Weis Markets announced three new stores it is building will incorporate technologies and systems reducing store refrigerant charges (usage) to 50% less than a typical supermarket, thus decreasing their impact on the ozone layer and climate change.
In recent weeks, Weis Markets has begun the construction of superstores in three Pennsylvania locations: Bellefonte (Centre County), West Lawn (Berks County) and Fork Township (Northampton County).
The announcement was made at an award ceremony at Weis Markets’ Carlisle Street store in Hanover. This unit was the first supermarket in the state of Pennsylvania to earn a certification award from the GreenChill Advanced Refrigeration Partnership, a voluntary Environmental Protection Agency alliance with food retailers to reduce refrigerant emissions. Keilly Witman, manager of EPA’s GreenChill Partnership presented an award to Weis Markets for achieving these standards.
“Reducing the environmental impact of our stores is a key part of being a good neighbor and we are committed to doing so in the years ahead,” said Kevin Small, Weis Markets’ Vice President, Construction and Development. “As a long-time proponent of sustainability and recycling, we have embraced the next generation of technology that will allow us to reduce our carbon footprint and operate our stores more efficiently. We plan for these three new stores to achieve GreenChill certification.”

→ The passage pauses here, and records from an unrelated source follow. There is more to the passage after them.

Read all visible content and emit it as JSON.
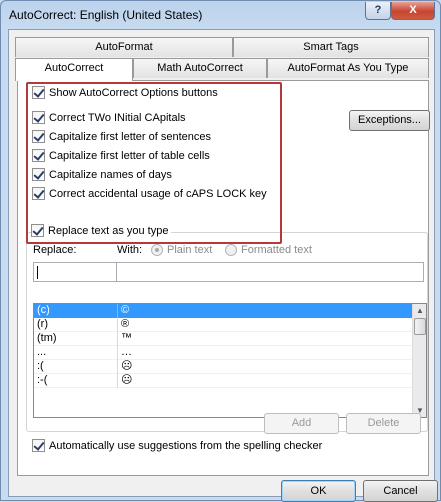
{
  "window": {
    "title": "AutoCorrect: English (United States)",
    "help_glyph": "?",
    "close_glyph": "X"
  },
  "tabs": {
    "autoformat": "AutoFormat",
    "smart_tags": "Smart Tags",
    "autocorrect": "AutoCorrect",
    "math_autocorrect": "Math AutoCorrect",
    "autoformat_as_you_type": "AutoFormat As You Type"
  },
  "options": {
    "show_buttons": "Show AutoCorrect Options buttons",
    "two_initial_caps": "Correct TWo INitial CApitals",
    "cap_first_sentence": "Capitalize first letter of sentences",
    "cap_first_table": "Capitalize first letter of table cells",
    "cap_days": "Capitalize names of days",
    "caps_lock": "Correct accidental usage of cAPS LOCK key",
    "exceptions_button": "Exceptions..."
  },
  "replace_section": {
    "replace_as_you_type": "Replace text as you type",
    "replace_label": "Replace:",
    "with_label": "With:",
    "plain_text": "Plain text",
    "formatted_text": "Formatted text",
    "replace_value": "",
    "with_value": ""
  },
  "entries": [
    {
      "replace": "(c)",
      "with": "©"
    },
    {
      "replace": "(r)",
      "with": "®"
    },
    {
      "replace": "(tm)",
      "with": "™"
    },
    {
      "replace": "...",
      "with": "…"
    },
    {
      "replace": ":(",
      "with": "☹"
    },
    {
      "replace": ":-(",
      "with": "☹"
    }
  ],
  "buttons": {
    "add": "Add",
    "delete": "Delete",
    "ok": "OK",
    "cancel": "Cancel"
  },
  "spelling_suggestions": "Automatically use suggestions from the spelling checker",
  "icons": [
    "help-icon",
    "close-icon",
    "checkbox-checked-icon",
    "scroll-up-icon",
    "scroll-down-icon"
  ]
}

“Weis’ commitment to achieve GreenChill’s certification standards for three new stores proves that the company is serious about its role in protecting the ozone layer and preventing climate change ,” said Keilly Witman, manager of EPA’s GreenChill Partnership. “It is important that companies understand that helping the environment doesn’t end with one store. It has to become the business model of the future.”
To achieve GreenChill’s silver certification, a store must meet stringent environmental criteria, including the following:
-use refrigerants that do not damage the Earth’s protective ozone layer;
-reduce the size of its refrigerant charge by at least 50 percent from the industry average;
-reduce annual refrigerant emissions to 15 percent or less of total store capacity;
-test refrigeration systems for adherence to GreenChill’s leak tightness guidelines.
The Hanover store attained a “silver” certificate by installing a glycol refrigeration system reducing the refrigerant charge to less than half that of a typical supermarket. Just 35 of the nation’s 35,000 grocery stores have received GreenChill Store Certification awards, according to the EPA.
Meeting or exceeding GreenChill certification criteria will help prevent deterioration of the Earth’s protective ozone layer and is combating climate change, the EPA says. Ozone in the upper atmosphere protects the planet from harmful ultraviolet radiation, which can cause skin cancer, cataracts and other ailments. But even refrigerants that don’t damage the ozone layer can contribute significantly to global warming. That’s why reducing store emissions is doubly important, the EPA adds.